**Entries provided**.
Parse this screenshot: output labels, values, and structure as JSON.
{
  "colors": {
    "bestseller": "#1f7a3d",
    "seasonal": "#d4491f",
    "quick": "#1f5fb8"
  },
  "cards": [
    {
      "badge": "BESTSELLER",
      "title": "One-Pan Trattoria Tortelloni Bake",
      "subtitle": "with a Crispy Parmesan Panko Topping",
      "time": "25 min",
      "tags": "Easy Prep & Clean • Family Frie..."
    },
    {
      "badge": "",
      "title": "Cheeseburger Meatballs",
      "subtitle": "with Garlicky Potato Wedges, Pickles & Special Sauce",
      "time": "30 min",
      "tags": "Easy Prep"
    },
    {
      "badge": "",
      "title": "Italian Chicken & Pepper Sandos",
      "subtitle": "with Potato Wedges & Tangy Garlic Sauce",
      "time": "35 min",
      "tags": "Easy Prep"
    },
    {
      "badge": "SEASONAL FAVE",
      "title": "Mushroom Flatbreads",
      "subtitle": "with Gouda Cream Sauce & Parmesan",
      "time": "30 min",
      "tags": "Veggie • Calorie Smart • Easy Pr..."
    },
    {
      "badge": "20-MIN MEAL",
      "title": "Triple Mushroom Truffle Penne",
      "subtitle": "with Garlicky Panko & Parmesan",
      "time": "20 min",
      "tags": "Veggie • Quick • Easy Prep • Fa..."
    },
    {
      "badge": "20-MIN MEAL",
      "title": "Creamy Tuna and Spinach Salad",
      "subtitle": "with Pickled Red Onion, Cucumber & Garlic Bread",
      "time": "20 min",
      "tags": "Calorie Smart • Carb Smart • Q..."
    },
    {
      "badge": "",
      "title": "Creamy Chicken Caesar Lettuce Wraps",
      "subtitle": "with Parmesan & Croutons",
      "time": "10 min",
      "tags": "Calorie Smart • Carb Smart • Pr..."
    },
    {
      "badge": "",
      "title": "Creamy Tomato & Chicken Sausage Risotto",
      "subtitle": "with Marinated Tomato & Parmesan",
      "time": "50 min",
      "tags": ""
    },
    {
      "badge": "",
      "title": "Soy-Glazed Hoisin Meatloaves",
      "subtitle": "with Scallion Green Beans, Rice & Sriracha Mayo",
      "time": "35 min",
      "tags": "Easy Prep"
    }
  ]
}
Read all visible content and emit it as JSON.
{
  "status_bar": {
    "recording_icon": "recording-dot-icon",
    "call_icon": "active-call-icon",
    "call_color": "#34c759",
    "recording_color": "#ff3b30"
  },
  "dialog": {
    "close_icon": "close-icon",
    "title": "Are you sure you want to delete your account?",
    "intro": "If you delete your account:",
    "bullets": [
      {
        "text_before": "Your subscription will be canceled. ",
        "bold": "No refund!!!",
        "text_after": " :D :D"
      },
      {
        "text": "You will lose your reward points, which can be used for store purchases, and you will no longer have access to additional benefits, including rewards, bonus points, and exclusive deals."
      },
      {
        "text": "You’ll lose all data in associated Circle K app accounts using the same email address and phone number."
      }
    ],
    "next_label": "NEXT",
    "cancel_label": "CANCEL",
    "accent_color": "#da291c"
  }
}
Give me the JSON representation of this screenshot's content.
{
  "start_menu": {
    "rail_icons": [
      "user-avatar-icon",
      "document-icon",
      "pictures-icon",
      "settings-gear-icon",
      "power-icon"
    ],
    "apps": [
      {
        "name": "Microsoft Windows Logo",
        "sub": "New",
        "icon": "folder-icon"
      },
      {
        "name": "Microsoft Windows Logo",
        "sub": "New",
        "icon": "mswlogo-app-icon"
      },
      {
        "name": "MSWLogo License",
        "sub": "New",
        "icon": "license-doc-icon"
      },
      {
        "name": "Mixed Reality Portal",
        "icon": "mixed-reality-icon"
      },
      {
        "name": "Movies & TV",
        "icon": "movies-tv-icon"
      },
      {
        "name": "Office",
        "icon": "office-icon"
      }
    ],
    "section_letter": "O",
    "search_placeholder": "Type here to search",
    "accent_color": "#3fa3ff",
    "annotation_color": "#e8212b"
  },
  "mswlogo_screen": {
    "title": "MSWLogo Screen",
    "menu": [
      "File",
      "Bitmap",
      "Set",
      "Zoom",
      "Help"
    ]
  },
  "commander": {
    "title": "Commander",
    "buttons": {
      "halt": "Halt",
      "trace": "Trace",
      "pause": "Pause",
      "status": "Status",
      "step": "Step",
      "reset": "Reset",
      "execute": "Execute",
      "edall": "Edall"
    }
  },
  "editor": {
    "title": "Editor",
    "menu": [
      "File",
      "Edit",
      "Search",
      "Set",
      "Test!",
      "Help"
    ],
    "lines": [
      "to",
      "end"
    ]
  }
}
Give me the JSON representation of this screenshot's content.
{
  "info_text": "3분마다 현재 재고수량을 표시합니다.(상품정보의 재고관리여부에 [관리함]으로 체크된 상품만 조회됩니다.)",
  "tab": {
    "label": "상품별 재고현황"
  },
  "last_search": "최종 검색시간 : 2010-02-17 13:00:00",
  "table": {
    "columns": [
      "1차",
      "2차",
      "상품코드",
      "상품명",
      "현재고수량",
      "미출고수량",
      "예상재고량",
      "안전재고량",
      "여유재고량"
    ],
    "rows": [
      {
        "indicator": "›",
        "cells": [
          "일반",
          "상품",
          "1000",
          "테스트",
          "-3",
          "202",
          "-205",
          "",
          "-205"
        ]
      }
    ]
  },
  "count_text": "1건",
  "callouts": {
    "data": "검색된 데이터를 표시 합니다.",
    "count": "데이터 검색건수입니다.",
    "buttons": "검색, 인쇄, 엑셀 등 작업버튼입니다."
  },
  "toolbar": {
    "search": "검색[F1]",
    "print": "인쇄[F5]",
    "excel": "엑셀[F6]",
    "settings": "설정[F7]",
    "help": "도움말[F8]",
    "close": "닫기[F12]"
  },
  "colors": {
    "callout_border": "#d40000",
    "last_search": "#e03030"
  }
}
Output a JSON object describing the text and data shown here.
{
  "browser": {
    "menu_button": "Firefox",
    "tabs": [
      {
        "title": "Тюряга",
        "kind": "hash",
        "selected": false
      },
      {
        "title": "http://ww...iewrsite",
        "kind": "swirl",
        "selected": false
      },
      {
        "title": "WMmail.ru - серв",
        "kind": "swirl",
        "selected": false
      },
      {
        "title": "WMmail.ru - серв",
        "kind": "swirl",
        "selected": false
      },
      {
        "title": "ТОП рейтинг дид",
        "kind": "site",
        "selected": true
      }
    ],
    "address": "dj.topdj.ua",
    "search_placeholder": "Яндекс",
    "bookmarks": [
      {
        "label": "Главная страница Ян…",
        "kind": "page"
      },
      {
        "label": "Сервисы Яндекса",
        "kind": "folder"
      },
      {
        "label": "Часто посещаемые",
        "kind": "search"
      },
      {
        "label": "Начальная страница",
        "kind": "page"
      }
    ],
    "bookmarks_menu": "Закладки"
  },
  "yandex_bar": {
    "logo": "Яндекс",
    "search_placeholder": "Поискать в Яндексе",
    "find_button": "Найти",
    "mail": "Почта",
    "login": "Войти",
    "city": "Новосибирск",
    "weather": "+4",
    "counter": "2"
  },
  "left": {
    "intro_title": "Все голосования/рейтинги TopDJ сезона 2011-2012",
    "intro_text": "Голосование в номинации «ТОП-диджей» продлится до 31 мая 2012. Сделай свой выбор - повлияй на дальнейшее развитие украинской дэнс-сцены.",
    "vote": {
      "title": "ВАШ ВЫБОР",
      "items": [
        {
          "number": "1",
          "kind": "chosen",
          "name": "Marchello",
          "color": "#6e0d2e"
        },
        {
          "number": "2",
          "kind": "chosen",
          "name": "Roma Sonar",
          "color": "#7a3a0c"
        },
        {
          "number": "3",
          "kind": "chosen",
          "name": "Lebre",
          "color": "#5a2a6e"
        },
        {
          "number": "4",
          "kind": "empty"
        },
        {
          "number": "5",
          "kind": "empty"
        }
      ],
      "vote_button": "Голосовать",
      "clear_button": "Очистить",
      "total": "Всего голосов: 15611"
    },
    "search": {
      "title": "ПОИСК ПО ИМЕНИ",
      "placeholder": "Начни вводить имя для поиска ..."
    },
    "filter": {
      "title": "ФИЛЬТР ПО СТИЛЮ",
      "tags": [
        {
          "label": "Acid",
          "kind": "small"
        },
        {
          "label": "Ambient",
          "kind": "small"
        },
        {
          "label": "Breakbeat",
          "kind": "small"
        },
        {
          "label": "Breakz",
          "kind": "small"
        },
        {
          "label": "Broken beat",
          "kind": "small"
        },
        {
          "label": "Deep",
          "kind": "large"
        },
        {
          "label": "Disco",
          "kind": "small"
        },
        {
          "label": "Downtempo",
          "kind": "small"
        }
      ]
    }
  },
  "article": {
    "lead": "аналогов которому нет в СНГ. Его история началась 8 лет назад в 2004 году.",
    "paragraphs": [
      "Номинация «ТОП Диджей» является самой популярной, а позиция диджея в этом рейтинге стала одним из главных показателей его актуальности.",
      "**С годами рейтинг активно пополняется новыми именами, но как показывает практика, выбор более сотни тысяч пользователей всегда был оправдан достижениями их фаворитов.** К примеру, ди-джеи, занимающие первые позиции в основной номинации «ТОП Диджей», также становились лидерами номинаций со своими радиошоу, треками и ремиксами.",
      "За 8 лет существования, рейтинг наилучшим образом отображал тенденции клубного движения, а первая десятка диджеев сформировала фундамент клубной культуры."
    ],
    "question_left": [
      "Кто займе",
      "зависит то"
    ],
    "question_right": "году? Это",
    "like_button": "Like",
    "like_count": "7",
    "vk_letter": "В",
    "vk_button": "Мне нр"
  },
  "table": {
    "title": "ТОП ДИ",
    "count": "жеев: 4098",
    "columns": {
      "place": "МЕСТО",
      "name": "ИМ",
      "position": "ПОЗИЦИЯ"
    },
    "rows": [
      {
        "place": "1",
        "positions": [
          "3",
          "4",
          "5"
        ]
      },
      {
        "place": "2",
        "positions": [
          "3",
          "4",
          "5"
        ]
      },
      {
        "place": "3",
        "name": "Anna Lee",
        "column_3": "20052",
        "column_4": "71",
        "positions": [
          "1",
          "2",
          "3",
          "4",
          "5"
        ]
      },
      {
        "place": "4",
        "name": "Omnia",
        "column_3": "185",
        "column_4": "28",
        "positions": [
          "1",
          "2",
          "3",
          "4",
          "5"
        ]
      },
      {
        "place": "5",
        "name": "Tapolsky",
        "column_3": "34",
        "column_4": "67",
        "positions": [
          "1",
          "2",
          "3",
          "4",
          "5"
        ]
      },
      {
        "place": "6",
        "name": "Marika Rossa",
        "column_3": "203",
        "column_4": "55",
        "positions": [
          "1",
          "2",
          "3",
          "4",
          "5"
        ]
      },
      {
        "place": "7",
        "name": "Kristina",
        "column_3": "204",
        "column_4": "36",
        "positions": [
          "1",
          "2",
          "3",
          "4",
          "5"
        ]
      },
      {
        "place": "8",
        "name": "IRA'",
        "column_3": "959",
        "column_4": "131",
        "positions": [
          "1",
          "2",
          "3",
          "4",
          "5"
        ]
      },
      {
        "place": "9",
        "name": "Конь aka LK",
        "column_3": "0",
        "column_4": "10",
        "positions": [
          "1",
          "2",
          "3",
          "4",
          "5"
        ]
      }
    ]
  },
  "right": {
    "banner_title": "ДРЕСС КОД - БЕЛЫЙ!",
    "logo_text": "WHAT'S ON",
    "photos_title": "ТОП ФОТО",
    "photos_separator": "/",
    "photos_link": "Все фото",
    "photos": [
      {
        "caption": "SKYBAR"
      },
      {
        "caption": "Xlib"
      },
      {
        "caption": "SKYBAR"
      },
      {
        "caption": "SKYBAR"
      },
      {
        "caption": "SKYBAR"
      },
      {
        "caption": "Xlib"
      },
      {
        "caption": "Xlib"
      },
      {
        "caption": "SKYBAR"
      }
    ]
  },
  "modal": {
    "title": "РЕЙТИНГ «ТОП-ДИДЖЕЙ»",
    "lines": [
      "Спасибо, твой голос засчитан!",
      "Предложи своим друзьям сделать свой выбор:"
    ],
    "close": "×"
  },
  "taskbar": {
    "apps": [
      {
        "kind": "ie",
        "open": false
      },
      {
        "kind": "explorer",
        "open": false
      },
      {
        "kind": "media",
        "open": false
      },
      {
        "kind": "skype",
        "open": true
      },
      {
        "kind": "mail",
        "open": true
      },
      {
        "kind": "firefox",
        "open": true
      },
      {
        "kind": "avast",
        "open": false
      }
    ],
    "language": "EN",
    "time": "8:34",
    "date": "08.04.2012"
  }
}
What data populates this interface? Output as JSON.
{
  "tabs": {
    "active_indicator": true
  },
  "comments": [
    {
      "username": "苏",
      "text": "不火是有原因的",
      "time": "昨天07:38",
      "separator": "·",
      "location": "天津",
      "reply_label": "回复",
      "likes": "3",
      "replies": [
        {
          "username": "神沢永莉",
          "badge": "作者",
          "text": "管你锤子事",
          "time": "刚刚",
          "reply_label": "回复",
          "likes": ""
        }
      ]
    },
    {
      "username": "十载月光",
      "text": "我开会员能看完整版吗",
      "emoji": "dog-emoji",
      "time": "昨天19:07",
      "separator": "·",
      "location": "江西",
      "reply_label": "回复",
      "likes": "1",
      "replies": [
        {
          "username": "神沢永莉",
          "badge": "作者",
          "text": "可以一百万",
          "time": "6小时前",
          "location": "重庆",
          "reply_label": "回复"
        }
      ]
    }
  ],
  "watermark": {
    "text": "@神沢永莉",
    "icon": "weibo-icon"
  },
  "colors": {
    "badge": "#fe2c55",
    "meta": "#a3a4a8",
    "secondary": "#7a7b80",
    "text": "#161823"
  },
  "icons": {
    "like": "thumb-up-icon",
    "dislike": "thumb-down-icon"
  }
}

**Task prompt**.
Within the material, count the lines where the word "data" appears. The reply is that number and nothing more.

**Exercise solution**.
4